It’s Saturday but I wanted to share a student’s work for “First Friday.” A fourth grade teacher teaches haiku every autumn. Now in the larger haiku community, it’s not encourage to teach the standard 5-7-5.
I am conflicted about whether to introduce haiku in this manner. It’s further complicated by the fact that most children’s poetry collections with haiku are published in this form.
There’s something however that kids get when sharing a specific form. Perhaps to learn haiku as 5-7-5 and then break the rules later is appropriate at elementary. Perhaps, too, as written below, that if a student uses a syllable or two more or less, that’s okay. To me, capturing a moment, an observation in nature is the most important thing.
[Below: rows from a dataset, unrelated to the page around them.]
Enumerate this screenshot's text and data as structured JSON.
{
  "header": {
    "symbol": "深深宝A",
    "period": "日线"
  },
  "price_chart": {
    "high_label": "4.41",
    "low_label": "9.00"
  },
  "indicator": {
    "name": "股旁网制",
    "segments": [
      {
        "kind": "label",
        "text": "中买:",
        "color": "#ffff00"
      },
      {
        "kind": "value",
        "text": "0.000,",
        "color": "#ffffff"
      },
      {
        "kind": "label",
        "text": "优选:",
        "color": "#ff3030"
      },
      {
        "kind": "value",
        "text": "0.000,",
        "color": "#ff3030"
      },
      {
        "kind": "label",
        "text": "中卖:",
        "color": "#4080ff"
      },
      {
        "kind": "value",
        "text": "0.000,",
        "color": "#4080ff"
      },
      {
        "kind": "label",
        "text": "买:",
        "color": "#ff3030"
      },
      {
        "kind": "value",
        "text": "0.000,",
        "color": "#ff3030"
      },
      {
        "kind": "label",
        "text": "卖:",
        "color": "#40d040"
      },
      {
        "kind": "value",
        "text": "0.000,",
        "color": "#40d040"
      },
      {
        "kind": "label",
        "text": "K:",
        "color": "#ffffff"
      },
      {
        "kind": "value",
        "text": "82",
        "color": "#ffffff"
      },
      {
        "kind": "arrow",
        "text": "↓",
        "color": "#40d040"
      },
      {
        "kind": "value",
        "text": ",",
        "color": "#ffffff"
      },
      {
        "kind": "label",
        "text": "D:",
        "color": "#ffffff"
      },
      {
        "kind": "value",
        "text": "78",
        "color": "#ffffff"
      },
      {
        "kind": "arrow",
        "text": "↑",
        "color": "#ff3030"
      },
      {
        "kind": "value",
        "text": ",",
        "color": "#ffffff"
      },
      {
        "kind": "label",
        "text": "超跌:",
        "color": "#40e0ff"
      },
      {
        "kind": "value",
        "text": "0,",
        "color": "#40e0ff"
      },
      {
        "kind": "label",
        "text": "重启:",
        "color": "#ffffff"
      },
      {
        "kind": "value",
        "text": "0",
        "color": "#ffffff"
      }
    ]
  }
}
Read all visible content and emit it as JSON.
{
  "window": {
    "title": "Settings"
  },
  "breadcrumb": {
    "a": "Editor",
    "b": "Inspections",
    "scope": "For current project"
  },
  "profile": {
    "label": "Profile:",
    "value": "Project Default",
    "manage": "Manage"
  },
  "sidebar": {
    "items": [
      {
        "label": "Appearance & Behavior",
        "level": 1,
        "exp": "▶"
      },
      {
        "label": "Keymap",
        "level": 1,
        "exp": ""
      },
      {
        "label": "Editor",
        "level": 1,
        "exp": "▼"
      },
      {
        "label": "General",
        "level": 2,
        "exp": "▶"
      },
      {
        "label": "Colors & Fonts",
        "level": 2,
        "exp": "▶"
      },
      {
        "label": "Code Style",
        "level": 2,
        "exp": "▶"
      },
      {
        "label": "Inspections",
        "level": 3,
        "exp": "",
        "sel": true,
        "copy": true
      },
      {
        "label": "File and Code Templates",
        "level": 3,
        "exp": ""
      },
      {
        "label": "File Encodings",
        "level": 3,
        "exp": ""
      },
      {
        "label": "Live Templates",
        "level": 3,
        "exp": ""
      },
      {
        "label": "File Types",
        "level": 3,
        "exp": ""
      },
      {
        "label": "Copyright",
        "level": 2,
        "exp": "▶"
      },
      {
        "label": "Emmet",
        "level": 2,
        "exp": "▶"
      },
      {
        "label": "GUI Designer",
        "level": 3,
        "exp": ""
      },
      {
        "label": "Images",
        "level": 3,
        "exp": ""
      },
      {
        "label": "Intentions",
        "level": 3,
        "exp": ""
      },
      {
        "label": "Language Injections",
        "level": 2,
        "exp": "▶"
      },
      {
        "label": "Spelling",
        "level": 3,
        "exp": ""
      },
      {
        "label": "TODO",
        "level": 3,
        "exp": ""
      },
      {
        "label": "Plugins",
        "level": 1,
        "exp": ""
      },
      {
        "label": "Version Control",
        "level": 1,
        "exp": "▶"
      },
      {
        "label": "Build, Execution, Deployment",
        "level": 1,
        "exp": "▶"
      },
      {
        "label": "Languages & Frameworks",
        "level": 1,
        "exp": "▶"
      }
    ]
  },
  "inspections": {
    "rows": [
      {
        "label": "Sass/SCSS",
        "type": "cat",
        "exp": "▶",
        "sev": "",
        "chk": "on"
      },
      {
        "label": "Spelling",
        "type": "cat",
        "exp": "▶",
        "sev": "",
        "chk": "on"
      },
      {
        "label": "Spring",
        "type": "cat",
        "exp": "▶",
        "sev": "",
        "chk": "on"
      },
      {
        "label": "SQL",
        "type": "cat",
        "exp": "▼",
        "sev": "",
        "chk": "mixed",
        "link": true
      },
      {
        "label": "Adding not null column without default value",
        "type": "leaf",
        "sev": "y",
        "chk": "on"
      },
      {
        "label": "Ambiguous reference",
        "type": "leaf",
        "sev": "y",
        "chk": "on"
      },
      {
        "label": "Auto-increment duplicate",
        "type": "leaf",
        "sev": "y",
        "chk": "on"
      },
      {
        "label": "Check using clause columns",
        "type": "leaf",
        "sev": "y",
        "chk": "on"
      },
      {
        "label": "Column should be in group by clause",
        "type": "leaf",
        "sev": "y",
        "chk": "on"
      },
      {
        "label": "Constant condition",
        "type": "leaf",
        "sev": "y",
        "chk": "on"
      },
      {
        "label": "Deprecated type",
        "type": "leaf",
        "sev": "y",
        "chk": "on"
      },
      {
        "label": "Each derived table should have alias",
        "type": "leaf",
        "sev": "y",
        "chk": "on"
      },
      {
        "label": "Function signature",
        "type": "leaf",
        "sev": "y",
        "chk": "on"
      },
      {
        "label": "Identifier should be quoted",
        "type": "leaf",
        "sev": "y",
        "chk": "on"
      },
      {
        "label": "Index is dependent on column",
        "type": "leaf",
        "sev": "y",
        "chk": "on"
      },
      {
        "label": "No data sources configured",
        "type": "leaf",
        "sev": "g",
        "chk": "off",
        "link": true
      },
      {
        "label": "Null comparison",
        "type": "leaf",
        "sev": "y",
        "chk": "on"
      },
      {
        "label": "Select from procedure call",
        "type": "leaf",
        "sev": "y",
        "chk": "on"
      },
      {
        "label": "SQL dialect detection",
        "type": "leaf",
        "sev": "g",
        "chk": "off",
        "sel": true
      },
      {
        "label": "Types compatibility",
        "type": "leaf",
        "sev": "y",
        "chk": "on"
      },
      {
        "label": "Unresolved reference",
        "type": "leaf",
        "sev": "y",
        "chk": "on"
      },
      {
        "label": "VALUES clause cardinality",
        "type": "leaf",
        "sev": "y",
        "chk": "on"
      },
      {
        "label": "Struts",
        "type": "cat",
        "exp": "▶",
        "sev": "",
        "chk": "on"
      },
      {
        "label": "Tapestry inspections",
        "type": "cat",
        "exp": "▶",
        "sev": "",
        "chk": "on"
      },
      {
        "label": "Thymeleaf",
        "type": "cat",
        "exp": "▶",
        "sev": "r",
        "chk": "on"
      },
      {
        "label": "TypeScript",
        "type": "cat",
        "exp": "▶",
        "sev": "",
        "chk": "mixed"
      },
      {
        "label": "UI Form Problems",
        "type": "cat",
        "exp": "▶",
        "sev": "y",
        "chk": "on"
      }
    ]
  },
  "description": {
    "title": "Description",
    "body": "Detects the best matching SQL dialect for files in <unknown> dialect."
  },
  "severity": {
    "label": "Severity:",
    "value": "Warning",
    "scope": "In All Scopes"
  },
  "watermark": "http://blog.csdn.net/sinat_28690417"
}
The day Christiana’s haiku was shared with me, reflected how the morning had unfolded.
Here’s Christiana’s haiku:
bright orange pumkin patch
tender wind pale morning sun
mist in the thin wind
What are your thoughts about teaching haiku?
Poetry Friday is with Diane at Random Noodlingthis week.
Welcome to Poetry Friday which is being held at Buffy’s Blog. Thanks, Buffy. This is our school garden. It’s been a several year project coming to fruition by a fabulous committee, the donations for Home Depot, and parents who will care take over the summer. It was my inspiration for writing some garden poems recently.
seeds, peas, and beans. Each
row different. We
learned about dirt. It felt
damp, silky smooth with wiggly
worms. We watched as seedlings sprouted
like little edible tree forests.
We planted a garden. Community.
©Jone Rush MacCulloch, 2014
Time to celebrate the week. More celebrations at Ruth Ayres Writes.
Monday! Our second day with Susan Blackaby, author. She spent the day teaching students how to write a five-line poem.
This was a group poem from Kindergarten. And she will be back next Thursday for a final writing day.
A sign of spring. I spied these on my way into school this week.
The dad who volunteered to help the school play with the sound system. The biggest problem with the school play is the sound system. No one can ever hear us very well as we have limited mics for all the speakers.
Working with kinders to write their own five-line poem. I modeled the poem and then they wrote their own. It’s so exciting to see the ranges of writers; those who struggle with letters to those who get it!
Our first five-day week since the beginning of January. Plus my asthma has subsided and I finally worked out this morning.
And I started the SOLSC 2014 challenge to write every day in March at Deowriter.
During the week, I always have an idea for SOL. Then Monday night-Tuesday come along and I am blank. I think it’s because i have a lot of things happening right now: getting the school play underway with fifty students and two adults, finishing up with the CYBILS judging, the winners announced next Friday, and preparing for a three day author visit. So tonight I am creating a topics list:
Thinking /reviewing the last eight years I have had a blog.
Reflecting on the technology or lack thereof and how it makes my job challenging.
What I am learning from my haiku mentor.
Our author visit this month.
Changes in the line-up for Poetry Friday at Check It Out Blog.
The student play.
There are more slices at Two Writing Teachers.
This will be a quick slice of life tonight. I just got home from the annual school play which I co-directed. So. Much. Fun.
What makes it fun is that it’s 8-11 year olds, some for the first time on stage and for some of the fifth graders, their fourth time on stage. And it’s unpredictable because some one forgets a line or the audio system messes up (like tonight) and their costumes are simple and home-made.
Tonight we did an encore performance of a play written by three fifth graders in 2008 when I was pursuing my national boards for teaching. It’s about penguins, polar bears, and recycling.
More slices found HERE.
I’m March, I participated in the “Slice of Life Story Challenge” sponsored by Two Writing Teachers.
It made me think about featuring a ‘slice of life’ from the library on Tuesdays.
Since this month is National Poetry Month, the ‘slice of life’ is student poetry. March was one of the coldest and rainiest months when students wrote these.
Crisp ground winter here
Kids playing snow man building
Winter will go on
Kid are having fun
Birds are chirping in the sun
No school yippy ya
More Slices can be found HERE